That's what happened when lawyers for the Jemez Pueblo presented oral histories as proof of its aboriginal claim to land in the now federally managed Valles Caldera National Preserve in Northern New Mexico's Jemez Mountains. A federal district judge dismissed those histories under what's known as the "hearsay rule," and in 2019, struck down the Pueblo's land claim.The Pueblo filed an appeal with the 10th U.S. Circuit Court of Appeals, and in February, nine scholars of Indian law signed onto a brief arguing for Jemez oral histories to be considered in any future trial. More broadly, the scholars argued that current rules and procedures surrounding trial evidence serve to "erase" facts preserved in Indigenous oral histories, and should be amended.

"It is a trick, and it is another tool of conquest, to exclude [traditional knowledge]," said Robert Hershey, a professor emeritus with the University of Arizona's Indigenous Law and Policy Program and the brief's lead author.

Hershey said there is a "prejudice" in non-Native society that casts oral histories as less credible than testimony provided by non-Native anthropologists, ethnographers and historians."You can't divorce these stereotypes from the colonial structures, and by colonial structures I mean, for example, evidentiary rules that prevent the admission of a great amount of oral and traditional history in court," Hershey said.

The land in question in the Jemez case was declared "vacant" and sold to a private owner by the federal government in 1860, an event Jemez leaders described as a "a culture shock" in court filings. The federal government re-acquired the land in 2000. The Jemez Pueblo made its first legal claim to aboriginal title in 2012, after plans were announced to transfer management of the land to the National Parks Service.

A federal district judge ruled in 2019 that the Pueblo's title to the land had been extinguished, and rejected an appeal of that decision in 2020. It's not clear when the 10th Circuit will make a decision on this latest appeal.

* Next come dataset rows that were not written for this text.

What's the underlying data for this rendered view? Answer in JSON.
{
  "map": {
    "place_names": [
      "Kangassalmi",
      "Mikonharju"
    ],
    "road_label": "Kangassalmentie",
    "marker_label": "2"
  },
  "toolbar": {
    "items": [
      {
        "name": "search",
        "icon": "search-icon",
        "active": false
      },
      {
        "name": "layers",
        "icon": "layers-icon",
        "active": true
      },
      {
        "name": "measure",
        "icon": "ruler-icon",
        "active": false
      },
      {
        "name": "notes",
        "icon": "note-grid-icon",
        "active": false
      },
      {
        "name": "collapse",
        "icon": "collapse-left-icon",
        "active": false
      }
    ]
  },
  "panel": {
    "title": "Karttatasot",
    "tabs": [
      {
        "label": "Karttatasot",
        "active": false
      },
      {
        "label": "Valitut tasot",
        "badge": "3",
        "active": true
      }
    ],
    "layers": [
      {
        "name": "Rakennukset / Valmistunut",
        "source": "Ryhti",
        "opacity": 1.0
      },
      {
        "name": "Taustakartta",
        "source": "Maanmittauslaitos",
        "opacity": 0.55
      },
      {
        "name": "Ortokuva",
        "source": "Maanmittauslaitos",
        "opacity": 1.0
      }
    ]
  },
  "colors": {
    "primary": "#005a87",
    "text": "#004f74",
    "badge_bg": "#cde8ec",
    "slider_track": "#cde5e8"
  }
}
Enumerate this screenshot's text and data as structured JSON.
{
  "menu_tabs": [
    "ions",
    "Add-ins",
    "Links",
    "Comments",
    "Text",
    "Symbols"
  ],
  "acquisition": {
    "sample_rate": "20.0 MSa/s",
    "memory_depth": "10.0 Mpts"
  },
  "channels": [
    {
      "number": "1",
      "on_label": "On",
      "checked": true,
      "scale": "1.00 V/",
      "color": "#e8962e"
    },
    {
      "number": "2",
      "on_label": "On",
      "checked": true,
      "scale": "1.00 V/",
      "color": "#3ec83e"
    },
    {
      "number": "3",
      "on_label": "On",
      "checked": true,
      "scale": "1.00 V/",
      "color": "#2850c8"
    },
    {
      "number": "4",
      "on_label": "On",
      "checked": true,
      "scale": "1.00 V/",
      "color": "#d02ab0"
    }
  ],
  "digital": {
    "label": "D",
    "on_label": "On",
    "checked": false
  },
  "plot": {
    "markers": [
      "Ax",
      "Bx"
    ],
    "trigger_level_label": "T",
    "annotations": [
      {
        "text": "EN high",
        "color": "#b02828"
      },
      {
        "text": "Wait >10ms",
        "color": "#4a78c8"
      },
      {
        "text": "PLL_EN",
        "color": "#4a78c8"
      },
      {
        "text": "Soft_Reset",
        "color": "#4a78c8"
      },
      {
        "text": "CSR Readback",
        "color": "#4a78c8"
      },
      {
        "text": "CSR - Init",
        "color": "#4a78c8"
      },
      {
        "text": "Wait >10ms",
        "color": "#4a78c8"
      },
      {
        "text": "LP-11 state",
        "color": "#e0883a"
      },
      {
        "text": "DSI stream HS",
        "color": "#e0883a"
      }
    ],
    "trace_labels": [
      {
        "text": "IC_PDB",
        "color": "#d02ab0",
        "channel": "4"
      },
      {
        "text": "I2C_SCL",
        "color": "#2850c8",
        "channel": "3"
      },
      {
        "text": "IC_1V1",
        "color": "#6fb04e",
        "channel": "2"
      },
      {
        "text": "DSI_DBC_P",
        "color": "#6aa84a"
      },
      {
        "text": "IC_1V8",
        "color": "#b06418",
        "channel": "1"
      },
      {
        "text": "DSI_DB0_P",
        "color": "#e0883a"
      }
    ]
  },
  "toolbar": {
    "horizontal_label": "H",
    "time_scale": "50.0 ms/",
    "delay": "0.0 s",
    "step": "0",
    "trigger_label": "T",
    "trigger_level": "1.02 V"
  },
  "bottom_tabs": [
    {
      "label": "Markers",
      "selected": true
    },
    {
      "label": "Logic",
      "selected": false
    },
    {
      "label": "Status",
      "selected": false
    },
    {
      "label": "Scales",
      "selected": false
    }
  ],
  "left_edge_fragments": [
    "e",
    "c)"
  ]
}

This story was produced by the Mountain West News Bureau, a collaboration between Wyoming Public Media, Boise State Public Radio in Idaho, KUNR in Nevada, the O'Connor Center for the Rocky Mountain West in Montana, KUNC in Colorado, KUNM in New Mexico, with support from affiliate stations across the region. Funding for the Mountain West News Bureau is provided in part by the Corporation for Public Broadcasting.

Copyright 2021 KUNM. To see more, visit KUNM.

Savannah comes to Wyoming Public Media from NPR’s midday show Here & Now, where her work explored everything from Native peoples’ fraught relationship with American elections to the erosion of press freedoms for tribal media outlets. A proud citizen of the Mashpee Wampanoag tribe, she’s excited to get to know the people of the Wind River reservation and dig into the stories that matter to them.